In this issue of Priscilla Papers, we want to rediscover and contemplate once more women who lead and minister in the New Testament and the early church. Carrie Bates starts us off with a thoughtful analysis of ontology and how notable women in the early church may have viewed themselves. Jeff Miller then offers us a rich and well-researched portrait of Phoebe and her part in the ministry of the Apostle Paul. Lisa Baumert reviews how scriptural interpretation affects our understanding of the epistle to the Ephesians, and Ruth Hoppin then follows with further evidence that Priscilla may have been the author of the book of Hebrews. Beth Stovell reviews The New Testament in Antiquity, and H. Edgar Hix concludes our issue with a vivid and powerful poem, “The Shepherd.”
May our spiritual ancestors from Christianity’s early centuries provide inspiration for today’s church leaders, women and men.
- W. M. Ramsay, The Cities and Bishoprics of Phrygia, vol. 1 (Oxford: Clarendon, 1895), 118.
- William Hugh Clifford Frend, “Montanism,” The Oxford Classical Dictionary (Oxford: Oxford University Press, 1970), 699.
- Eusebius, History of the Church from Christ to Constantine, trans.
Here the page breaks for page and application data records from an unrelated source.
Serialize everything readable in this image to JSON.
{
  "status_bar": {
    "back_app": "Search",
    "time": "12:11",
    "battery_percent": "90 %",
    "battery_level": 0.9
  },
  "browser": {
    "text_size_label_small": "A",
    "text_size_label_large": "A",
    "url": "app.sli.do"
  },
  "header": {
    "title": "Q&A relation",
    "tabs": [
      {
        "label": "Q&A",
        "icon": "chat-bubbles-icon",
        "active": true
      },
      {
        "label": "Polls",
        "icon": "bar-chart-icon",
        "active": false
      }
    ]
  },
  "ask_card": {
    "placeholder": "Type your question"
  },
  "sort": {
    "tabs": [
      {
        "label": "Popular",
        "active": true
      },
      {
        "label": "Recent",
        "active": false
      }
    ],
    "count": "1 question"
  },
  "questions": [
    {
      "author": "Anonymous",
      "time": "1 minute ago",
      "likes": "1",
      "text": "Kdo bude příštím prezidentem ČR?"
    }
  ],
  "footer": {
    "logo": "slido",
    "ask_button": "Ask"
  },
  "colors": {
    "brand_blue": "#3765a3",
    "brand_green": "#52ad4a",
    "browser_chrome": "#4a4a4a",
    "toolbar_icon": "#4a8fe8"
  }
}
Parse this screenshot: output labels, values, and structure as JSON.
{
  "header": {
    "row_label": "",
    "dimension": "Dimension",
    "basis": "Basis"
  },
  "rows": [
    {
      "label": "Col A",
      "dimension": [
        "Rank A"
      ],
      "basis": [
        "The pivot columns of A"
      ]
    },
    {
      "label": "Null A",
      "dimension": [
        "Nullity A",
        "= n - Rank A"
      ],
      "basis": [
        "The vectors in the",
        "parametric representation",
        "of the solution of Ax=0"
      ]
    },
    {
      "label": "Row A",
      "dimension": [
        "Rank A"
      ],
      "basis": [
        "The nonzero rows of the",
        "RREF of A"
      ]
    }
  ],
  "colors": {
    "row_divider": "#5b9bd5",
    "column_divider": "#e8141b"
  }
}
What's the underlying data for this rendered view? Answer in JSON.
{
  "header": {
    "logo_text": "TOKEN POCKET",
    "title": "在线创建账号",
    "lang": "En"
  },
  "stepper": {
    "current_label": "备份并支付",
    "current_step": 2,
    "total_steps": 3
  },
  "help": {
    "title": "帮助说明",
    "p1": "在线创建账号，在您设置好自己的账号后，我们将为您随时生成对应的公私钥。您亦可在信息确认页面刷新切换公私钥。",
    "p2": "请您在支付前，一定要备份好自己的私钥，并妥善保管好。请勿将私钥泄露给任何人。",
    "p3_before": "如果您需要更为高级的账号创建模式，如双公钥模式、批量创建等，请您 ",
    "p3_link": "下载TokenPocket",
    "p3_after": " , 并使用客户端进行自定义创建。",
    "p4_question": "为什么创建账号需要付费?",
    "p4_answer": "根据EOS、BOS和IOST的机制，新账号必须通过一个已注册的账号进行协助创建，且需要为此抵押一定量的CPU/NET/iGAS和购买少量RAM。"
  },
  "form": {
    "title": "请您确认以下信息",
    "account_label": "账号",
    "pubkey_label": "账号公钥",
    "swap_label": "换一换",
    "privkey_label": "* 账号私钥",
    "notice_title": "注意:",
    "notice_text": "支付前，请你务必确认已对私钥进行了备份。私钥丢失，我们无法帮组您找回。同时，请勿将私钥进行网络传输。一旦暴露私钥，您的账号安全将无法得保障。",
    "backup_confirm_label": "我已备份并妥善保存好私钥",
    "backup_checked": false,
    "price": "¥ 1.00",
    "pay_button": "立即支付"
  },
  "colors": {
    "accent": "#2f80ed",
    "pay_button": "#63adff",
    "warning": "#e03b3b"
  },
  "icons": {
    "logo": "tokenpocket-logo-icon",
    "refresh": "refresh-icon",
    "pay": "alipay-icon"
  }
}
G. A. Williamson (New York, NY: Penguin, 1965), 5.14 (159).
- Ruth A. Tucker and Walter Liefeld, “Early-Church Women and Heresy,” Christian History, January 1, 1988, 10.
- G. A. Williamson, “Who’s Who in Eusebius,” in Eusebius, History of the Church from Christ to Constantine, 397.
- G. A. Williamson, “Who’s Who in Eusebius,” 396.
- For further thoughts on the triple curtailing by the church of the ministry of women, the laity, and the exercise of the spiritual gifts, see my article “The Chaining of the Church” in the magazine Christian History, vol. 17, no. 1 (1988), 25. This excellent issue includes the article cited earlier by Ruth Tucker and Walter Liefeld, as well as articles by Catherine Kroeger, Frank and Evelyn Stagg, Patricia Gundry, Aída Besançon Spencer, Karen Torjesen, and others.
- See a good discussion of these rulings and their implications in Aída Besançon Spencer, Beyond the Curse: Women Called to Ministry (Grand Rapids, MI: Baker, 2010), ch. 2, “The Torn Curtain,” esp. 63.